As it turns out, this broadened definition of anti-Semitism can include an entire range of criticism of Israeli policy, subject to the prerogative of the US Department of Education. As some critics have argued, this threatens to create a “chilling effect” whereby critics of Israeli policy exercise self-censorship, for fear of being subject to Title VI litigation. And, most ominously, it achieves a seamless sleight of hand; as presidential advisor Jared Kushner wrote in his New York Times opinion piece defending the policy, this definition blurs the distinction between anti-Semitism and anti-Zionism. By transforming the definition of anti-Semitism from including delegitimization of the Jewish state to including criticism of the policies and actions undertaken by the government of Israel, this executive order leaves little space for healthy debate about Israeli policy on campus. While criticism of Israel certainly can venture into the territory of anti-Semitism, criticizing Israeli policy is not inherently anti-Semitic; rather, it is an essential part of formulating policy preferences in a functioning democracy, both in Israel and in America.

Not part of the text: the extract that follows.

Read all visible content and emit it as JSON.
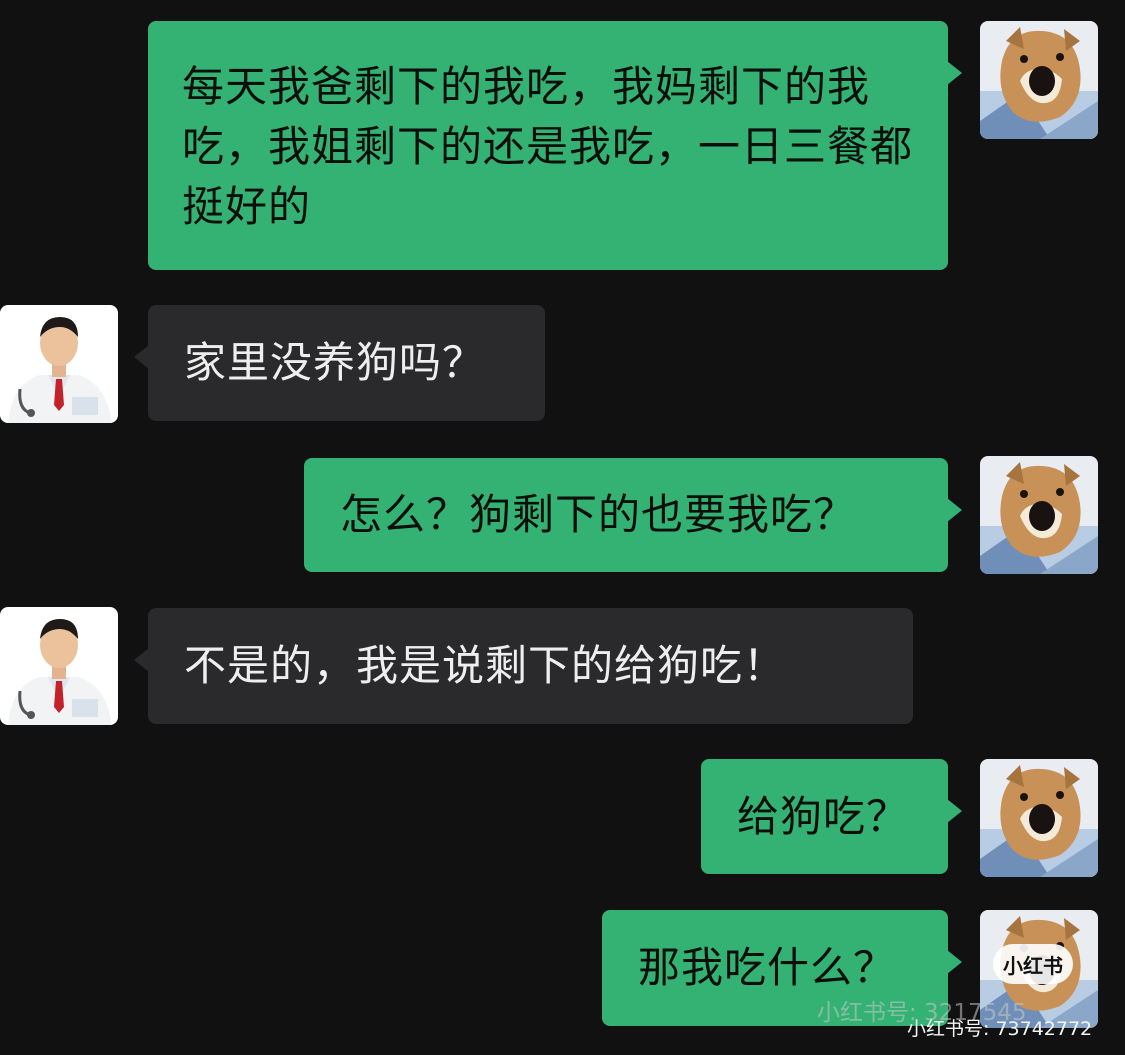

Reliance on the IHRA definition empowers the Trump administration to limit the scope of Jewish organizations, including APN, to critically discuss difficult aspects of the occupation. It could, ultimately, serve as a Trojan horse to divide the Jewish community, on the one hand offering a greater umbrella of civil rights protections to Jewish students who face a real and growing problem of anti-Semitic harassment on campus, and on the other, risking labelling pro-Israel organizations which criticize Israeli actions as anti-Semitic and liable to be barred from federally funded spaces. And, under the stewardship of an ideologically motivated Department of Education, this executive order provides ammunition for Title VI investigations against individuals or groups which stand in opposition to administration political priorities, thereby threatening to water down the flow of ideas on campus.

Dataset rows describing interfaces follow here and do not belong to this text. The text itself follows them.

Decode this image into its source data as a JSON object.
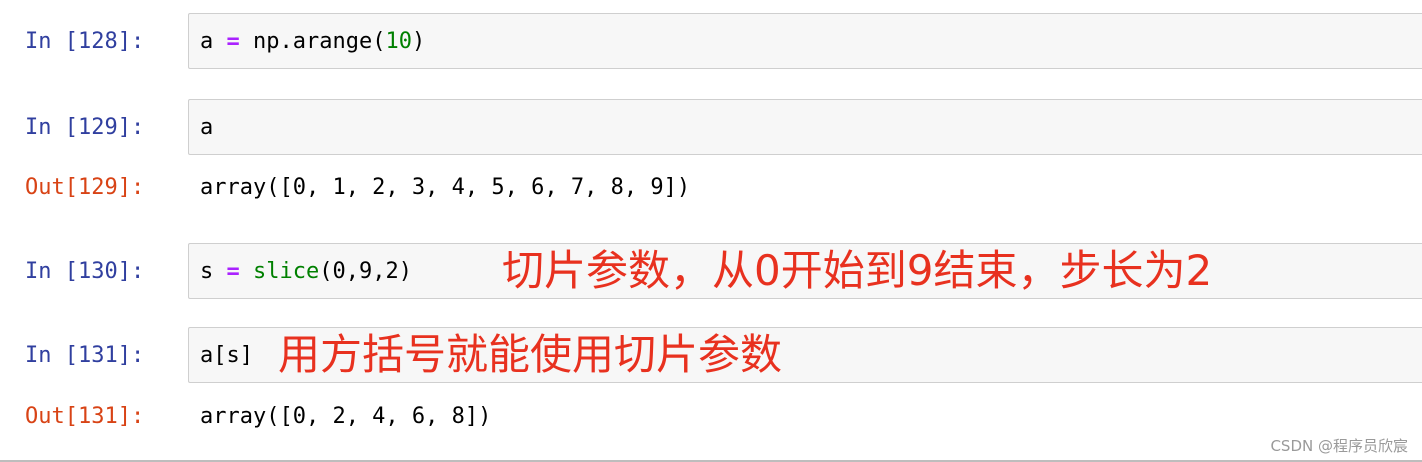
{
  "cells": [
    {
      "in_prompt": "In [128]:",
      "code": {
        "var": "a",
        "op": "=",
        "call": "np.arange(",
        "arg": "10",
        "close": ")"
      }
    },
    {
      "in_prompt": "In [129]:",
      "code_text": "a",
      "out_prompt": "Out[129]:",
      "output": "array([0, 1, 2, 3, 4, 5, 6, 7, 8, 9])"
    },
    {
      "in_prompt": "In [130]:",
      "code": {
        "var": "s",
        "op": "=",
        "call": "slice",
        "args": "(0,9,2)"
      },
      "annotation": "切片参数，从0开始到9结束，步长为2"
    },
    {
      "in_prompt": "In [131]:",
      "code_text": "a[s]",
      "annotation": "用方括号就能使用切片参数",
      "out_prompt": "Out[131]:",
      "output": "array([0, 2, 4, 6, 8])"
    }
  ],
  "watermark": "CSDN @程序员欣宸",
  "colors": {
    "in_prompt": "#303f9f",
    "out_prompt": "#d84315",
    "annotation": "#e8311f",
    "operator": "#aa22ff",
    "number": "#008000"
  }
}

This portent is something that we should all be wary of.
Americans for Peace Now mobilized opposition to the confirmation of Kenneth Marcus as Assistant Secretary of Civil Rights in the Department of Education over concerns that he would use his position to suppress free speech and intervene in curricula on college campuses. To our dismay, following his narrow confirmation by the Senate, Marcus has done exactly that. In the latest instance, the Department of Education ordered Duke University and the University of North Carolina at Chapel Hill to develop a plan for remaking their joint Middle East studies program in order to continue receiving federal funding. Among the alleged problems raised was “a considerable emphasis placed on the understanding the positive aspects of Islam” in programming for elementary and secondary school teachers and a lack of “similar focus on the positive aspects of Christianity, Judaism, or any other religion of belief system in the Middle East.”